INSTRUCTIONS TO FOLLOW ▸ Go through the data below and return each line containing the word "Draw".

____________

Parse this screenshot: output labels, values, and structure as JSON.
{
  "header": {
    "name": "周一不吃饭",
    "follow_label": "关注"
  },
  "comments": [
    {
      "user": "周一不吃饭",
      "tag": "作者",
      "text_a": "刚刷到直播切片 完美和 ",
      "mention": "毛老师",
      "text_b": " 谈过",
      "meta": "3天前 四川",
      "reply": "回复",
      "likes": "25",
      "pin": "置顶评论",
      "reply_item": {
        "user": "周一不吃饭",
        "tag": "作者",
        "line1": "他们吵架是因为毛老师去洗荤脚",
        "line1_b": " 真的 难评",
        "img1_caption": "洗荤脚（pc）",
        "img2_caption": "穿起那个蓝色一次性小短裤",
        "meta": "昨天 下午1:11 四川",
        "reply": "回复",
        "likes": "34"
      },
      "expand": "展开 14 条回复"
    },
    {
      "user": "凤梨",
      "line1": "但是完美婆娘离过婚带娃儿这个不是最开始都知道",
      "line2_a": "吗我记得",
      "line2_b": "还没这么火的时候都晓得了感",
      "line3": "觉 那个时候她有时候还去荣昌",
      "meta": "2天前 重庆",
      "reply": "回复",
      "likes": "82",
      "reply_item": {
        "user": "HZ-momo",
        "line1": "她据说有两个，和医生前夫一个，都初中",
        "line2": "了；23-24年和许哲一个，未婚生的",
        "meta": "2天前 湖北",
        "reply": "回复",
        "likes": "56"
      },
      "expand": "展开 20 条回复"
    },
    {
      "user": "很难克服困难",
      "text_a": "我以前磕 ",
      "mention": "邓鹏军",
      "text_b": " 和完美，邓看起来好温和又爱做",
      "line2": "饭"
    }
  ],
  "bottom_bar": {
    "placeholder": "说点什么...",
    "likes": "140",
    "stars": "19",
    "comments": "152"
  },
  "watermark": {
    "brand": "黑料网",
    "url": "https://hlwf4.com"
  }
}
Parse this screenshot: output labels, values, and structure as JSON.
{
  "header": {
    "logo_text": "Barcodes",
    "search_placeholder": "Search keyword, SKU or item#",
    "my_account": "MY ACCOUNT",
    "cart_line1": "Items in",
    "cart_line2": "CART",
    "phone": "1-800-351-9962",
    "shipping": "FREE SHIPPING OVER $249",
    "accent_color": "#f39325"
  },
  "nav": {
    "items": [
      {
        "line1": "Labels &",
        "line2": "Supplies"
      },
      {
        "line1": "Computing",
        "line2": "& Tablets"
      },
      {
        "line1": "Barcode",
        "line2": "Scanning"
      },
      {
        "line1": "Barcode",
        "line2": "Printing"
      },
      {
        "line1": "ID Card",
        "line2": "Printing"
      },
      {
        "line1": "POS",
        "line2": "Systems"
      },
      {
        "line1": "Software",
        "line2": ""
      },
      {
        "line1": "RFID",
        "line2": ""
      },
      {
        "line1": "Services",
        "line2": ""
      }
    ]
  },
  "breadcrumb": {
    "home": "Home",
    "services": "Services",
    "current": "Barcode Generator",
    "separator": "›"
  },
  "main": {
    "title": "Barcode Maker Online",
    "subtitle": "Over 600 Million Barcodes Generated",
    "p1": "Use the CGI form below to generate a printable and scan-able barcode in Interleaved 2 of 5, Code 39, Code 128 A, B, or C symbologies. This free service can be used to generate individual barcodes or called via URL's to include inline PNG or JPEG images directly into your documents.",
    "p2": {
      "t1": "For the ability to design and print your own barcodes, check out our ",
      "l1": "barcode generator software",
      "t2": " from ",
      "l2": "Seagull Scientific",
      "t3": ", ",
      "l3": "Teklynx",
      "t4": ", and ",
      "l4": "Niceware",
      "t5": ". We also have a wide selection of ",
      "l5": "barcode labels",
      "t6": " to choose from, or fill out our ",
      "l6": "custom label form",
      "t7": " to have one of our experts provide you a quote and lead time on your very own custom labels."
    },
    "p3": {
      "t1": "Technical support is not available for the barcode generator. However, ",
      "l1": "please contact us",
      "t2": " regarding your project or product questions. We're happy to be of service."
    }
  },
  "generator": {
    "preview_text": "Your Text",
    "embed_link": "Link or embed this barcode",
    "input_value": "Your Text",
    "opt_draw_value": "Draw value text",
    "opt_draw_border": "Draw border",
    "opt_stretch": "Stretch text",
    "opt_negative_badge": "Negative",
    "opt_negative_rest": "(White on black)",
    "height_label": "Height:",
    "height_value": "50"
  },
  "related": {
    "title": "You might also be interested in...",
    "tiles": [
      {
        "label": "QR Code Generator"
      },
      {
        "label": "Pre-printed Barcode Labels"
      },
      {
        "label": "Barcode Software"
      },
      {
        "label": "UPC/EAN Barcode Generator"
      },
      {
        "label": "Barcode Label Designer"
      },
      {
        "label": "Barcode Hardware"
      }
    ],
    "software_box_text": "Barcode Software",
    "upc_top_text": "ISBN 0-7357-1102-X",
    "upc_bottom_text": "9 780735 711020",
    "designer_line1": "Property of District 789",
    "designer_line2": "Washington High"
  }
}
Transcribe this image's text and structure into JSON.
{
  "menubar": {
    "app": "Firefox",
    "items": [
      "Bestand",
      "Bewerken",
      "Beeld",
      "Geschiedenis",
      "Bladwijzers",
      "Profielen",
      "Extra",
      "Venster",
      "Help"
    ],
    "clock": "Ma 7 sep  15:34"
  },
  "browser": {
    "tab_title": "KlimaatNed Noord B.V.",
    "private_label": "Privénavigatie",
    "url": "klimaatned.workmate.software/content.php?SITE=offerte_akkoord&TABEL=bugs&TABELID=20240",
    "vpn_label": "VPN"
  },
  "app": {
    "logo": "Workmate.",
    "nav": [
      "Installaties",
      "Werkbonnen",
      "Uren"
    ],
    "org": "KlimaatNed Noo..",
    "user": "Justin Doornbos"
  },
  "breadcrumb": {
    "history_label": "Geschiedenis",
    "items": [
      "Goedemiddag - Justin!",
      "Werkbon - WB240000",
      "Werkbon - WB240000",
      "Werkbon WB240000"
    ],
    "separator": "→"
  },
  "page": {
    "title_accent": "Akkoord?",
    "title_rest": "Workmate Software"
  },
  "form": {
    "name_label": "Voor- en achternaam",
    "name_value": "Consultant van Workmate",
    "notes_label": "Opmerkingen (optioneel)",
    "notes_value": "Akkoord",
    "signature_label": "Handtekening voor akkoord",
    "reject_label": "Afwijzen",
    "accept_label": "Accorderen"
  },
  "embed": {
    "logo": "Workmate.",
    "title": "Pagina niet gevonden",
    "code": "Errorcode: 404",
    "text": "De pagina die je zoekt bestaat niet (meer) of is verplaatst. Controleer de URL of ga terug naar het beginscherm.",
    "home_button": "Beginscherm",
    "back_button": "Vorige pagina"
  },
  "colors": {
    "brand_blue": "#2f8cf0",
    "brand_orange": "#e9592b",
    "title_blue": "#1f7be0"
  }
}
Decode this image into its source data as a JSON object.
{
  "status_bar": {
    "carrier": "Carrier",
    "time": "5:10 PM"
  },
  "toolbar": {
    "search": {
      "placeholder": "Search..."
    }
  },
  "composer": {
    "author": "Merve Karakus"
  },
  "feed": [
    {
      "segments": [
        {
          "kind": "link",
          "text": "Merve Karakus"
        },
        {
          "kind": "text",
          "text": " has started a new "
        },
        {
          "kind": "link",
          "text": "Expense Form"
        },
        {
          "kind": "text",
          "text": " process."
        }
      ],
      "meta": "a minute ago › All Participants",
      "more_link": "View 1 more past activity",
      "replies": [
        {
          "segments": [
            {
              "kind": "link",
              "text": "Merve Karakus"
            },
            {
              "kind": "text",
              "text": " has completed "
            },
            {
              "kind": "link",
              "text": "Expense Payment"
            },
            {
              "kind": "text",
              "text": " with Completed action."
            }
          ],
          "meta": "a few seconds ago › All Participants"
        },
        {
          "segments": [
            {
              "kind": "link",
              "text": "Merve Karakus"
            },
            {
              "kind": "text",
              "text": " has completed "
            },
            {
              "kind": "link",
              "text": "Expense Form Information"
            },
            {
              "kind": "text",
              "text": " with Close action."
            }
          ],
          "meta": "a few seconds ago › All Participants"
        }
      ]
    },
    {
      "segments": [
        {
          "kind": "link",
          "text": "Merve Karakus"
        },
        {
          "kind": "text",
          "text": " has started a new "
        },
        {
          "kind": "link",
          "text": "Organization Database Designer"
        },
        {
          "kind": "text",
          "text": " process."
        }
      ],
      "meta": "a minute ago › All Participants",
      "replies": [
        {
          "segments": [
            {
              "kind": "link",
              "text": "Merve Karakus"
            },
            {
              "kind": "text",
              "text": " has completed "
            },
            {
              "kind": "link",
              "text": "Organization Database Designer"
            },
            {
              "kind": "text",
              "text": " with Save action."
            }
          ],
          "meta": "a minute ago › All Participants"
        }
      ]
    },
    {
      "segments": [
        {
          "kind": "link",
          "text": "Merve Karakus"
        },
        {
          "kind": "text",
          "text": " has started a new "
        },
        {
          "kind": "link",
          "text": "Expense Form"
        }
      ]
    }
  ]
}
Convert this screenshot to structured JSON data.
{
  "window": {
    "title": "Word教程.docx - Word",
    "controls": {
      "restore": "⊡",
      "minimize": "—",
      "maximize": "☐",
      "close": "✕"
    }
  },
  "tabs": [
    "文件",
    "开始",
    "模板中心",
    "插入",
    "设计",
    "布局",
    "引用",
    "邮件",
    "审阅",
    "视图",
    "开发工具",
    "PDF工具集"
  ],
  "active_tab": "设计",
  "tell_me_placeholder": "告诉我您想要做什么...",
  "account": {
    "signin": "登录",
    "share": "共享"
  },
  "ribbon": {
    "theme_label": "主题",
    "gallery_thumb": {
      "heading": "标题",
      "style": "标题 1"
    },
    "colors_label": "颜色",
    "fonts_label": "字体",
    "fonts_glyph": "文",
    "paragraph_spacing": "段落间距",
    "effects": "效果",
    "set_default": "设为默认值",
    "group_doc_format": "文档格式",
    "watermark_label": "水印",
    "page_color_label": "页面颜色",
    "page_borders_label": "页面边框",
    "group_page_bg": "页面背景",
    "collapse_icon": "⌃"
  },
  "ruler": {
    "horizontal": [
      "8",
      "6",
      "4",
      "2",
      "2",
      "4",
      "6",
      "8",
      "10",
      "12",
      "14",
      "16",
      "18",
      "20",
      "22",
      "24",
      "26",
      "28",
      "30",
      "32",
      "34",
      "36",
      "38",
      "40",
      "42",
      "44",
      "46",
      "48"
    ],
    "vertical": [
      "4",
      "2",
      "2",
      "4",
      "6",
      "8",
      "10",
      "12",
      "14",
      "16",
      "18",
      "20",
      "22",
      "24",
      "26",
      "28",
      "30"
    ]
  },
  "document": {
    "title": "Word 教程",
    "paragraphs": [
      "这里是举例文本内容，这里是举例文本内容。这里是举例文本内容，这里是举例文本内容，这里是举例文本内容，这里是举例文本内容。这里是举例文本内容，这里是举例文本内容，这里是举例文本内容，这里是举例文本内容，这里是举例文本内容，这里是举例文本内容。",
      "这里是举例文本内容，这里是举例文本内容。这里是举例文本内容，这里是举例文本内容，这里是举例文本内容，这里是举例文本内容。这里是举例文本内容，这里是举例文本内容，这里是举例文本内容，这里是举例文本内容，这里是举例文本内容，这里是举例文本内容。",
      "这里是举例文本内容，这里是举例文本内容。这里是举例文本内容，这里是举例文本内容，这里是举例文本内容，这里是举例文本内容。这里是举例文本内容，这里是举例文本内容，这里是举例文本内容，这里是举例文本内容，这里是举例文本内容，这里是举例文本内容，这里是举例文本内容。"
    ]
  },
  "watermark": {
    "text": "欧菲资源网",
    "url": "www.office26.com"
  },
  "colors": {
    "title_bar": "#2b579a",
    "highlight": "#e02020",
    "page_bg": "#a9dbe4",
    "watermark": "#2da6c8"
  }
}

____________

FINAL ANSWER ▸
    "opt_draw_value": "Draw value text",
    "opt_draw_border": "Draw border",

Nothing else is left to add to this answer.